45 Prospects in 45 Days: Miami’s Andrew Heaney
Over the next 45 days the staff here at The Fix will profile and predict the fantasy fates of prospects that could – should, in some cases – be closely monitored on the waiver wire or even in the draft room.
For the projection portion of the article, we will try our best to give you projections from all three major projection systems. Those projection systems are: ZiPS, Steamer, and Oliver. Oliver varies from the other two by projecting what a player would accomplish over 600 PA. Obviously, most prospects won’t reach 600 PA, due to various reasons. It can help to pay more attention to the rate stats that are included in order to get a clearer idea of what you’re dealing with in a particular player.
Andrew Heaney was a first round choice (ninth overall) of the Miami Marlins in 2012. He was drafted out of Oklahoma State University where the 6’2” 190 lb lefthander garnered unanmioius All-American status as a junior in 2012 by leading the NCAA in strikeouts with 140 over 118 1/3 innings.
Heaney had been previously drafted out of high school in 2009 by the Tampa Bay Rays in the 24 th round but opted to head to Stillwater and hone is craft in college. And with a signing bonus of $2.6M, Heaney seemed to have made the correct choice.
Heaney has a three-pitch mix led by a 90-94 mph fastball, a sharp curveball and a solid changeup. He doesn’t have the upside of fellow first rounder Jose Fernandez, but he has the chance to be a number two starter with a profile that should easily reach number three status without much more development.

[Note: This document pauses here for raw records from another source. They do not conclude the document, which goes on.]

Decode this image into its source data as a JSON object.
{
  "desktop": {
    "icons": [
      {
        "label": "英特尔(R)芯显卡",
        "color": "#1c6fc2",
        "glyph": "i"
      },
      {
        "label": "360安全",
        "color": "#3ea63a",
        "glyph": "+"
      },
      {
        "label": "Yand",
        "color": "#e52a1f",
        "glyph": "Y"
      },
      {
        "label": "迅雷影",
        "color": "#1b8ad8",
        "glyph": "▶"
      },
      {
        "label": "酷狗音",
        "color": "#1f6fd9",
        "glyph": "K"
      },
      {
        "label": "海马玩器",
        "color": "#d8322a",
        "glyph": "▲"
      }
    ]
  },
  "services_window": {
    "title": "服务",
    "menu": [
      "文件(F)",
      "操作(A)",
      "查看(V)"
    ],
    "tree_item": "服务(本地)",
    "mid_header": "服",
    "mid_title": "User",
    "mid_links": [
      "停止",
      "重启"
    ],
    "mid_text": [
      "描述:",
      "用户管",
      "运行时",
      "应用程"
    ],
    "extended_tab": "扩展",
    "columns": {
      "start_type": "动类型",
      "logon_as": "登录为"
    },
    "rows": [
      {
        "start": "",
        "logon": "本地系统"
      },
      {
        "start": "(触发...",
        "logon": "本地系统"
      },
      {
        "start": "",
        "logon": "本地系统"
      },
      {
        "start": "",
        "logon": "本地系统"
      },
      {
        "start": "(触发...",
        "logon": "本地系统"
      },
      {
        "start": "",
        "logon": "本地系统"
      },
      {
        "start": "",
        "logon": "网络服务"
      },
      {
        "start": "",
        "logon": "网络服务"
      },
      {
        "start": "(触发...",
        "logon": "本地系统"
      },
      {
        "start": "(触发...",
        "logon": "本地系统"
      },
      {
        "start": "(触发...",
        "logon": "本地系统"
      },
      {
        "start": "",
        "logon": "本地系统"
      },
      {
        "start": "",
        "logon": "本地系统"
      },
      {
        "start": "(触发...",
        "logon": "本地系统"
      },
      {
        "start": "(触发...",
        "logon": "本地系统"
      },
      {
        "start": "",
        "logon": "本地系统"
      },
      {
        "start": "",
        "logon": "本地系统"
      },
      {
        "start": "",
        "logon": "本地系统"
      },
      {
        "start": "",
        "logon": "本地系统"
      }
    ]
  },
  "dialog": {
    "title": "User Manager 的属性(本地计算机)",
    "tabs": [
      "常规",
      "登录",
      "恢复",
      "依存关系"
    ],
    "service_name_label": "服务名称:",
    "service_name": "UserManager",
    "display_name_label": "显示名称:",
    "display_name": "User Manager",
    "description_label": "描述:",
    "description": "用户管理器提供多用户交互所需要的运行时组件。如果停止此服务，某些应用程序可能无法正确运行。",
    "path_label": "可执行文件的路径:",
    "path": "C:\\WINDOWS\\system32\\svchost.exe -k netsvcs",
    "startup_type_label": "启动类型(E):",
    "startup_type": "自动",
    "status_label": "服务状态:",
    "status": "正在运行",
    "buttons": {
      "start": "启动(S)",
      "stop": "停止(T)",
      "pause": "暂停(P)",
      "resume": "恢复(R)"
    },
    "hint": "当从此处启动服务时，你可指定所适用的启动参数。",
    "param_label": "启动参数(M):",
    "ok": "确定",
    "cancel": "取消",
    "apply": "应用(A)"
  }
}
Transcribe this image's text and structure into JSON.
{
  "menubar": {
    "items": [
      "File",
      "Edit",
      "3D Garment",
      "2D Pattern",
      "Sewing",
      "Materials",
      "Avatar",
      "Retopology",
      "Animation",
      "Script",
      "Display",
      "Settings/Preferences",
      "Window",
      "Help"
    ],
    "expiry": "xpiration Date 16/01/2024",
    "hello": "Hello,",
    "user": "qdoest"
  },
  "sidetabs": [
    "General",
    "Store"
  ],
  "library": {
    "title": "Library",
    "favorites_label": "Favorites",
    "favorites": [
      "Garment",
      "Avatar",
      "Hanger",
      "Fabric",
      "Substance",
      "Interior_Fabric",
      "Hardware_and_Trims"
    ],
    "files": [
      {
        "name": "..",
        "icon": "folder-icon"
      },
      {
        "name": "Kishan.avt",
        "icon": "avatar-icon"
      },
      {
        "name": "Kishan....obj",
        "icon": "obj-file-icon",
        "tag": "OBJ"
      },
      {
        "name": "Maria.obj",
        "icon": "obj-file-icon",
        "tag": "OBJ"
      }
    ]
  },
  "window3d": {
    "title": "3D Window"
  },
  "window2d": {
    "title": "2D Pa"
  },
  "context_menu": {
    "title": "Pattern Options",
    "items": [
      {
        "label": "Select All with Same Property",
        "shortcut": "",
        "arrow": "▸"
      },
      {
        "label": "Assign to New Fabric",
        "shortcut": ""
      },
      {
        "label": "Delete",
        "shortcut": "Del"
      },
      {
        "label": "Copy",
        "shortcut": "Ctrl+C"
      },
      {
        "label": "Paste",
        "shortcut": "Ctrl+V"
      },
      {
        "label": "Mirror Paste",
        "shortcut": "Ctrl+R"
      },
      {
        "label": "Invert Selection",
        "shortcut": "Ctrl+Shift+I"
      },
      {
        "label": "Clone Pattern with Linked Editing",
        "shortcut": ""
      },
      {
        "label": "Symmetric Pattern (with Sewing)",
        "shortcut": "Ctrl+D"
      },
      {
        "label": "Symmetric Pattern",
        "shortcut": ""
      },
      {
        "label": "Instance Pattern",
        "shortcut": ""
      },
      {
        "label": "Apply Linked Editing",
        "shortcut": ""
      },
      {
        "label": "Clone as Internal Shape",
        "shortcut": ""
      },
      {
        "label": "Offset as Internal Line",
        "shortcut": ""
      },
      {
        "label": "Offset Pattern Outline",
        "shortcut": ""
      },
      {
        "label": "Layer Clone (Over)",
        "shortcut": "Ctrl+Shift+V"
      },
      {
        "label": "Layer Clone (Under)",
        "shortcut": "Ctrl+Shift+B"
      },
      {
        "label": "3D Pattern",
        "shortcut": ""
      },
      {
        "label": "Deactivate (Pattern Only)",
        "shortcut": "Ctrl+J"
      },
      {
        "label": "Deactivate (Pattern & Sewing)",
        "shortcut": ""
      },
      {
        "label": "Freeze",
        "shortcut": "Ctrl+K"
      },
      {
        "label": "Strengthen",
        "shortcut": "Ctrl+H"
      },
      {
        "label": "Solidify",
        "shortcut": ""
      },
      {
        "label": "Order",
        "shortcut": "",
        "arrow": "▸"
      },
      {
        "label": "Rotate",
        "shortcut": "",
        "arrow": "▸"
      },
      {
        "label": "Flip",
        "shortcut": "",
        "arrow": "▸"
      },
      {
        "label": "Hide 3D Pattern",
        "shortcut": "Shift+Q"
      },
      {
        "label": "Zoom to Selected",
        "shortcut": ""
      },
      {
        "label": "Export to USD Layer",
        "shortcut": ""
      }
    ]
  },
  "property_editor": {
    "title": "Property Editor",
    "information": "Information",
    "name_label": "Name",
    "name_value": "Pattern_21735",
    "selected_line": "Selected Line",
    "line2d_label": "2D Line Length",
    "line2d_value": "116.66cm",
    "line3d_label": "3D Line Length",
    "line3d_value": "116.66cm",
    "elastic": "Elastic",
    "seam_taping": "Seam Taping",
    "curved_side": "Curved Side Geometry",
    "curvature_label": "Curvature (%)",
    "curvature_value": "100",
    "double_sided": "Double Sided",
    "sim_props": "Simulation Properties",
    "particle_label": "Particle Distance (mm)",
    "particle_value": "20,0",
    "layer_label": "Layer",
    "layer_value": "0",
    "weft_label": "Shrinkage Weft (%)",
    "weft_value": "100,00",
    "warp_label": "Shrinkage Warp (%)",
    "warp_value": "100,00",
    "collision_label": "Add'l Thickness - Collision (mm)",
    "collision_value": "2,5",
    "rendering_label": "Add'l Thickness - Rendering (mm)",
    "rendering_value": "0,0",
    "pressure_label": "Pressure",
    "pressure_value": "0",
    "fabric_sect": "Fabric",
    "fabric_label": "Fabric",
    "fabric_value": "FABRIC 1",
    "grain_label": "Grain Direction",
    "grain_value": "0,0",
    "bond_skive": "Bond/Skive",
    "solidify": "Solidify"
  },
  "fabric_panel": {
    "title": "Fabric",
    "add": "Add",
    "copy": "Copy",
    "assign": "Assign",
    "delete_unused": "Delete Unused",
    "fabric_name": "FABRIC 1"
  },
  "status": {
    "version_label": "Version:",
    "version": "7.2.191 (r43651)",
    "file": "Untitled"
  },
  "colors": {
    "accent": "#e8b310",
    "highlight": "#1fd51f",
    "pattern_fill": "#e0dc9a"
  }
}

Heaney rates as the number one prospect in the Marlins system according to Jason Parks and crew over at Baseball Prospectus. Parks’ puts Heaney at number 30 in all of baseball after not being in the top 101 prior to the start of 2013. Parks said that
Heaney really stepped forward in 2013, jumping from a “wait and see” college arm to a bona fide high-end prospect, pitching his way to the Double-A level in his first full season.
And noted that Heaney has an
Athletic and fluid delivery; good balance and tempo; arm works well; fastball is creeper pitch in the low-mid-90s; good deception in the delivery allows it to jump on hitters; velo ticks up deep into games; can touch 96+ when he needs it;…
Heaney also ranks atop the Marlins’ system in Keith Law’s rankings over at ESPN. Law places him at 34 in all of baseball. He was also unranked by Law in 2013’s top 100 listing. Law states about Heaney:
If he threw harder and had a somewhat cleaner delivery, he’d be a top 10 or 15 overall prospect, but as is I think he’s a good No. 3 starter trending up toward a No. 2 because of his control and how hard it is for hitters to pick up the ball.
Baseball America’s ranking mirrors BP’s with Heaney at number one in the Marlins system and number 30 overall. However, BA had Heaney at 43 last year in their rankings after the other two big boys ignored Heaney.
Minor League Production
So, the ninth overall pick in 2012 should be rocketing up the minor league ladder. What has Heaney shown on his trek to the majors?
The first thing to jump out at me is the huge drop in K% for Heaney as he moved up to AA late last year. Yes, the sample size is small, but we should take notice. The scouting reports said that he was still dominating at times even at AA and we did see a bounce back in the Arizona Fall League. However, the AA stats do give me some pause as to how well he might do in his first taste of the major leagues. He showed greater than 20% K rates in all of his other stops, so the stuff is there to get strikeouts. It just may take some time to develop.
Steamer is here for completeness, but the projection means that Steamer doesn’t believe Heaney hits the majors this year. Neither Oliver nor ZiPS sees stud pitcher in Heaney’s immediate future. An ERA around four with a K% below 20% doesn’t scream go out and buy. And I tend to agree. As I noted above, I have some concern with Heaney as he moves up the ladder and I think his first go round at the major league level might be a bit bumpy. In deep leagues, he’s got some value and for keeper/dynasty formats he’s a must own as I believe his development will lead to bigger strikeout numbers (though not elite) and above average ERA and WHIP.
Most every fantasy expert has Heaney in the Marlins’ 2014 rotation at some point based on the ease with which they decided to promote Jose Fernandez in 2013. However, Heaney and Fernandez are two different pitchers. Fernandez is a workhorse who has the ceiling of an ace whereas Heaney is coming off a 2013 where he only threw 123 innings combined (including the AFL).
I see Heaney spending the majority of 2014 in the minor leagues only getting the call up should significant injuries hit the rotation during the year. I don’t think Heaney gets more than 10 starts at the major league level this year. Moreover, if he gets to the majors, I can see the Marlins limiting him to 150 IP overall in 2014 thus muting his overall value.
It is impossible to predict what the Marlins’ front office will do, so we could see Heaney break camp with the Marlins and make the Opening Day roster. However, I think it’s more likely that he starts back at AA for a month and then progresses to AAA where he spends most of 2014. He’s a deep league play and is a pitcher to be owned in dynasty leagues as I believe he will mature into a front line starter.